-- SOURCE MATERIAL follows --
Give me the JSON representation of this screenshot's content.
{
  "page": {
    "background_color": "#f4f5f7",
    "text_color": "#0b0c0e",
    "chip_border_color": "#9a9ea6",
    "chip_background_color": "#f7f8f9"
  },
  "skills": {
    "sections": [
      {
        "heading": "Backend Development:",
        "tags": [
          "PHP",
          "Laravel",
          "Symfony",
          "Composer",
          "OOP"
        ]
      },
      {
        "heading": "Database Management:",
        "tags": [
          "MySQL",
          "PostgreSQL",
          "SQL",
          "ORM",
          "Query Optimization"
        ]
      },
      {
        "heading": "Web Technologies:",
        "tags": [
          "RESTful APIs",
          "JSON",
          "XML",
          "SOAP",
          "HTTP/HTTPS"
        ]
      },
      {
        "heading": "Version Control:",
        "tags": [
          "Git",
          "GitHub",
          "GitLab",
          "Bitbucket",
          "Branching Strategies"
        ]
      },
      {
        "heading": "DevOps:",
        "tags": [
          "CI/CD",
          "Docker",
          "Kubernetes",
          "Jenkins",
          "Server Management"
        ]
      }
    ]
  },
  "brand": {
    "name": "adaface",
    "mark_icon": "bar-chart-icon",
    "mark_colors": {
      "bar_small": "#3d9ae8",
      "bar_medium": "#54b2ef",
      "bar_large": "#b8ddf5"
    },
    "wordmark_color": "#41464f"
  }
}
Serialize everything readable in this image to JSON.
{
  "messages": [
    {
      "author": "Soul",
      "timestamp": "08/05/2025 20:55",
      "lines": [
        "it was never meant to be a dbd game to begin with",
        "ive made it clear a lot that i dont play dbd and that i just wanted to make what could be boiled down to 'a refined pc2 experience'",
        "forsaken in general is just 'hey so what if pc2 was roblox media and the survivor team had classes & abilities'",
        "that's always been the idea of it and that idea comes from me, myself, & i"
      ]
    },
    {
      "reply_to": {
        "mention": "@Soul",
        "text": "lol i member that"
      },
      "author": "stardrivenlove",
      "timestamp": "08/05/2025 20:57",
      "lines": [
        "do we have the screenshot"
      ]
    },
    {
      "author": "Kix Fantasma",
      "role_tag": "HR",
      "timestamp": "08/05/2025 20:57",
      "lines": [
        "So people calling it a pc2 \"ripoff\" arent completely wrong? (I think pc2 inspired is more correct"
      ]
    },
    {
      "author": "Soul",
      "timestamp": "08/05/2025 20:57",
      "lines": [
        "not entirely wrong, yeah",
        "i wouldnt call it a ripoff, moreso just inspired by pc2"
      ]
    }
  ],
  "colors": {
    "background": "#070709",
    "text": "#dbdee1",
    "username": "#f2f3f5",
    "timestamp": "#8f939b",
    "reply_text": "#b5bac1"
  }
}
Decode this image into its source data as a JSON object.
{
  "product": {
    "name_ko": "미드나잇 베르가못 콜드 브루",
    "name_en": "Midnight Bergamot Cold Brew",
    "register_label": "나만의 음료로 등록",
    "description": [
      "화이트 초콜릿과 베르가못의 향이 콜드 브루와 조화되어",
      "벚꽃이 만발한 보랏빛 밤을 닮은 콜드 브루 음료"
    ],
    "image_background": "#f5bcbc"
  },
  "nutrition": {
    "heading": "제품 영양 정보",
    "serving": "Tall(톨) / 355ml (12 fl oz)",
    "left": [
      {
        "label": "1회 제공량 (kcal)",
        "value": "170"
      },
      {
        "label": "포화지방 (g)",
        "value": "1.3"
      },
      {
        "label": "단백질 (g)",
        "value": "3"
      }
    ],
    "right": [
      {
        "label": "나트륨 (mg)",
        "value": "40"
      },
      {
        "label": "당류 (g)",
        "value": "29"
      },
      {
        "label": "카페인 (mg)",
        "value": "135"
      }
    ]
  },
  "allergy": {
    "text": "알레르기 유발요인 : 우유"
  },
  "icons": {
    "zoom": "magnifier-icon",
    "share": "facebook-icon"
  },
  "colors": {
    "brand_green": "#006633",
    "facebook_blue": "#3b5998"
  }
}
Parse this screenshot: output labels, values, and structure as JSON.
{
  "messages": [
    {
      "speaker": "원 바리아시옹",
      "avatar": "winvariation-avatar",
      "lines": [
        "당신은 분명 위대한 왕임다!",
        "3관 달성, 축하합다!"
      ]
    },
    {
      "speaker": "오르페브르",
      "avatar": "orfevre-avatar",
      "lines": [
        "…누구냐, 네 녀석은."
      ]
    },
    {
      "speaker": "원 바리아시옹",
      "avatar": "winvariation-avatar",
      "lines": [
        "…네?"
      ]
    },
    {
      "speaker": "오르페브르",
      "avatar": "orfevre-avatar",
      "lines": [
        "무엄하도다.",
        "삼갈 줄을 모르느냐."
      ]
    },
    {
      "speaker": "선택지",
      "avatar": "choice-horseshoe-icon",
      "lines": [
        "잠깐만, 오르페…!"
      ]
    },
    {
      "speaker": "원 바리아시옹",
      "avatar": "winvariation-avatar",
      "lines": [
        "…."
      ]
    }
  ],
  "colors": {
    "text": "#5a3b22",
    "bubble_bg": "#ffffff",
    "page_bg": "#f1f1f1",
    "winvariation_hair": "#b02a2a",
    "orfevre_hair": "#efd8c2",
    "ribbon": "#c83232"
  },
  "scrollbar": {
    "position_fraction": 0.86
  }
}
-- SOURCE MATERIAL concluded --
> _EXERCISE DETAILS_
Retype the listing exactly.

> _REPLY_
Give me the JSON representation of this screenshot's content.
{
  "page": {
    "background_color": "#f4f5f7",
    "text_color": "#0b0c0e",
    "chip_border_color": "#9a9ea6",
    "chip_background_color": "#f7f8f9"
  },
  "skills": {
    "sections": [
      {
        "heading": "Backend Development:",
        "tags": [
          "PHP",
          "Laravel",
          "Symfony",
          "Composer",
          "OOP"
        ]
      },
      {
        "heading": "Database Management:",
        "tags": [
          "MySQL",
          "PostgreSQL",
          "SQL",
          "ORM",
          "Query Optimization"
        ]
      },
      {
        "heading": "Web Technologies:",
        "tags": [
          "RESTful APIs",
          "JSON",
          "XML",
          "SOAP",
          "HTTP/HTTPS"
        ]
      },
      {
        "heading": "Version Control:",
        "tags": [
          "Git",
          "GitHub",
          "GitLab",
          "Bitbucket",
          "Branching Strategies"
        ]
      },
      {
        "heading": "DevOps:",
        "tags": [
          "CI/CD",
          "Docker",
          "Kubernetes",
          "Jenkins",
          "Server Management"
        ]
      }
    ]
  },
  "brand": {
    "name": "adaface",
    "mark_icon": "bar-chart-icon",
    "mark_colors": {
      "bar_small": "#3d9ae8",
      "bar_medium": "#54b2ef",
      "bar_large": "#b8ddf5"
    },
    "wordmark_color": "#41464f"
  }
}
Serialize everything readable in this image to JSON.
{
  "messages": [
    {
      "author": "Soul",
      "timestamp": "08/05/2025 20:55",
      "lines": [
        "it was never meant to be a dbd game to begin with",
        "ive made it clear a lot that i dont play dbd and that i just wanted to make what could be boiled down to 'a refined pc2 experience'",
        "forsaken in general is just 'hey so what if pc2 was roblox media and the survivor team had classes & abilities'",
        "that's always been the idea of it and that idea comes from me, myself, & i"
      ]
    },
    {
      "reply_to": {
        "mention": "@Soul",
        "text": "lol i member that"
      },
      "author": "stardrivenlove",
      "timestamp": "08/05/2025 20:57",
      "lines": [
        "do we have the screenshot"
      ]
    },
    {
      "author": "Kix Fantasma",
      "role_tag": "HR",
      "timestamp": "08/05/2025 20:57",
      "lines": [
        "So people calling it a pc2 \"ripoff\" arent completely wrong? (I think pc2 inspired is more correct"
      ]
    },
    {
      "author": "Soul",
      "timestamp": "08/05/2025 20:57",
      "lines": [
        "not entirely wrong, yeah",
        "i wouldnt call it a ripoff, moreso just inspired by pc2"
      ]
    }
  ],
  "colors": {
    "background": "#070709",
    "text": "#dbdee1",
    "username": "#f2f3f5",
    "timestamp": "#8f939b",
    "reply_text": "#b5bac1"
  }
}
Decode this image into its source data as a JSON object.
{
  "product": {
    "name_ko": "미드나잇 베르가못 콜드 브루",
    "name_en": "Midnight Bergamot Cold Brew",
    "register_label": "나만의 음료로 등록",
    "description": [
      "화이트 초콜릿과 베르가못의 향이 콜드 브루와 조화되어",
      "벚꽃이 만발한 보랏빛 밤을 닮은 콜드 브루 음료"
    ],
    "image_background": "#f5bcbc"
  },
  "nutrition": {
    "heading": "제품 영양 정보",
    "serving": "Tall(톨) / 355ml (12 fl oz)",
    "left": [
      {
        "label": "1회 제공량 (kcal)",
        "value": "170"
      },
      {
        "label": "포화지방 (g)",
        "value": "1.3"
      },
      {
        "label": "단백질 (g)",
        "value": "3"
      }
    ],
    "right": [
      {
        "label": "나트륨 (mg)",
        "value": "40"
      },
      {
        "label": "당류 (g)",
        "value": "29"
      },
      {
        "label": "카페인 (mg)",
        "value": "135"
      }
    ]
  },
  "allergy": {
    "text": "알레르기 유발요인 : 우유"
  },
  "icons": {
    "zoom": "magnifier-icon",
    "share": "facebook-icon"
  },
  "colors": {
    "brand_green": "#006633",
    "facebook_blue": "#3b5998"
  }
}
Parse this screenshot: output labels, values, and structure as JSON.
{
  "messages": [
    {
      "speaker": "원 바리아시옹",
      "avatar": "winvariation-avatar",
      "lines": [
        "당신은 분명 위대한 왕임다!",
        "3관 달성, 축하합다!"
      ]
    },
    {
      "speaker": "오르페브르",
      "avatar": "orfevre-avatar",
      "lines": [
        "…누구냐, 네 녀석은."
      ]
    },
    {
      "speaker": "원 바리아시옹",
      "avatar": "winvariation-avatar",
      "lines": [
        "…네?"
      ]
    },
    {
      "speaker": "오르페브르",
      "avatar": "orfevre-avatar",
      "lines": [
        "무엄하도다.",
        "삼갈 줄을 모르느냐."
      ]
    },
    {
      "speaker": "선택지",
      "avatar": "choice-horseshoe-icon",
      "lines": [
        "잠깐만, 오르페…!"
      ]
    },
    {
      "speaker": "원 바리아시옹",
      "avatar": "winvariation-avatar",
      "lines": [
        "…."
      ]
    }
  ],
  "colors": {
    "text": "#5a3b22",
    "bubble_bg": "#ffffff",
    "page_bg": "#f1f1f1",
    "winvariation_hair": "#b02a2a",
    "orfevre_hair": "#efd8c2",
    "ribbon": "#c83232"
  },
  "scrollbar": {
    "position_fraction": 0.86
  }
}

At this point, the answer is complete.